Hanse, who recently agreed on a $21 million deal to restore Colonial in Fort Worth, much like he has done with famed courses such as Southern Hills in Tulsa, Oakland Hills outside of Detroit and Los Angeles Country Club North, is designing the par-72 East Course, which will host most of the championship events. Welling is crafting the par-72 West Course, which will be the more recreational side.
Both will be open to the public and to championship quality, but Welling said his course has some important differences.
“There are cousins, not twin sisters,” he said. “The West passes by the halfway house, not once or twice, but three different times on some of the highest points of land on the course.”
Both courses are almost completed, but PGA officials are allowing extended time to grow the courses in and get them ready for the golf onslaught to come. This is in direct contrast to Colonial, which is scheduled to complete its entire restoration project in 11 months.
In fact, the golf project at PGA Frisco would be totally finished, except for some COVID-related delays in getting the metal beams for signature bridges over the ninth and 18th holes of the East Course. The plan is to let both courses grow in for nearly a year, but that’s proven to be too tempting a target for some Collin County golfers.
“We’ve been coming out some mornings here and finding golf balls in the fairway,” said Terry. “We know what is going on. We have cameras out here.”
The steel is already rising on the new PGA National headquarters, along with elaborate practice facilities for pros and amateur players. Construction on a new 500-room Omni Resort has been underway, and the structure will start to rise from the ground this summer and will include multiple resort pools, tennis courts, resort cabanas and an 117,000-square-foot convention center ballroom.
“We want to continue to attract people to the game of golf,” said PGA of America president Jim Richerson. “Our mission is to get people involved with golf from cradle to grave, and this complex is a big part of us fulfilling that.”
During a recent Omni Hotel groundbreaking, Richerson was asked why the PGA of America hasn’t officially announced a Ryder Cup for PGA Frisco, which would be only the second held in Texas.
“We can’t announce everything at once. We have to keep getting you to come back for more information,” he laughed.

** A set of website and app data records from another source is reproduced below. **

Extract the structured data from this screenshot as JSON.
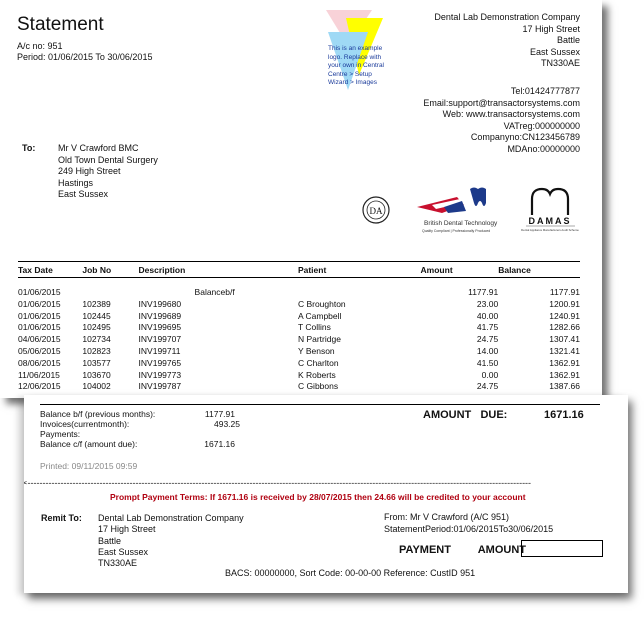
{
  "statement": {
    "title": "Statement",
    "account_line": "A/c no: 951",
    "period_line": "Period:  01/06/2015  To  30/06/2015"
  },
  "logo": {
    "icon": "example-logo-triangles",
    "text_lines": [
      "This is an example",
      "logo. Replace with",
      "your own in Central",
      "Centre > Setup",
      "Wizard > Images"
    ],
    "colors": {
      "pink": "#f8d2d8",
      "yellow": "#ffff00",
      "blue": "#9fd9f5"
    }
  },
  "company": {
    "lines": [
      "Dental Lab Demonstration Company",
      "17 High Street",
      "Battle",
      "East Sussex",
      "TN330AE"
    ],
    "contact": [
      "Tel:01424777877",
      "Email:support@transactorsystems.com",
      "Web: www.transactorsystems.com",
      "VATreg:000000000",
      "Companyno:CN123456789",
      "MDAno:00000000"
    ]
  },
  "to": {
    "label": "To:",
    "lines": [
      "Mr V Crawford BMC",
      "Old Town Dental Surgery",
      "249 High Street",
      "Hastings",
      "East Sussex"
    ]
  },
  "badges": [
    {
      "name": "dla-seal",
      "text": "DLA"
    },
    {
      "name": "british-dental-technology",
      "text": "British Dental Technology",
      "sub": "Quality Compliant | Professionally Produced"
    },
    {
      "name": "damas",
      "text": "DAMAS",
      "sub": "Dental Appliance Manufacturers Audit Scheme"
    }
  ],
  "table": {
    "headers": [
      "Tax Date",
      "Job No",
      "Description",
      "Patient",
      "Amount",
      "Balance"
    ],
    "rows": [
      {
        "date": "01/06/2015",
        "job": "",
        "desc": "Balanceb/f",
        "patient": "",
        "amount": "1177.91",
        "balance": "1177.91"
      },
      {
        "date": "01/06/2015",
        "job": "102389",
        "desc": "INV199680",
        "patient": "C Broughton",
        "amount": "23.00",
        "balance": "1200.91"
      },
      {
        "date": "01/06/2015",
        "job": "102445",
        "desc": "INV199689",
        "patient": "A Campbell",
        "amount": "40.00",
        "balance": "1240.91"
      },
      {
        "date": "01/06/2015",
        "job": "102495",
        "desc": "INV199695",
        "patient": "T Collins",
        "amount": "41.75",
        "balance": "1282.66"
      },
      {
        "date": "04/06/2015",
        "job": "102734",
        "desc": "INV199707",
        "patient": "N Partridge",
        "amount": "24.75",
        "balance": "1307.41"
      },
      {
        "date": "05/06/2015",
        "job": "102823",
        "desc": "INV199711",
        "patient": "Y Benson",
        "amount": "14.00",
        "balance": "1321.41"
      },
      {
        "date": "08/06/2015",
        "job": "103577",
        "desc": "INV199765",
        "patient": "C Charlton",
        "amount": "41.50",
        "balance": "1362.91"
      },
      {
        "date": "11/06/2015",
        "job": "103670",
        "desc": "INV199773",
        "patient": "K Roberts",
        "amount": "0.00",
        "balance": "1362.91"
      },
      {
        "date": "12/06/2015",
        "job": "104002",
        "desc": "INV199787",
        "patient": "C Gibbons",
        "amount": "24.75",
        "balance": "1387.66"
      }
    ]
  },
  "summary": {
    "rows": [
      {
        "label": "Balance b/f (previous months):",
        "value": "1177.91"
      },
      {
        "label": "Invoices(currentmonth):",
        "value": "493.25"
      },
      {
        "label": "Payments:",
        "value": ""
      },
      {
        "label": "Balance c/f (amount due):",
        "value": "1671.16"
      }
    ],
    "printed": "Printed: 09/11/2015 09:59",
    "amount_due_label": "AMOUNT   DUE:",
    "amount_due_value": "1671.16"
  },
  "remittance": {
    "scissors_icon": "✂",
    "prompt_terms": "Prompt Payment Terms: If  1671.16 is received by 28/07/2015 then 24.66 will be credited to your account",
    "remit_label": "Remit To:",
    "remit_lines": [
      "Dental Lab Demonstration Company",
      "17 High Street",
      "Battle",
      "East Sussex",
      "TN330AE"
    ],
    "from_line": "From: Mr V Crawford (A/C 951)",
    "statement_period_line": "StatementPeriod:01/06/2015To30/06/2015",
    "payment_amount_label": "PAYMENT   AMOUNT",
    "payment_amount_value": "",
    "bacs_line": "BACS: 00000000, Sort Code: 00-00-00 Reference: CustID 951"
  }
}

When it comes to golf in North Texas, people of all abilities – or those with none at all – will keep coming back here for decades to come.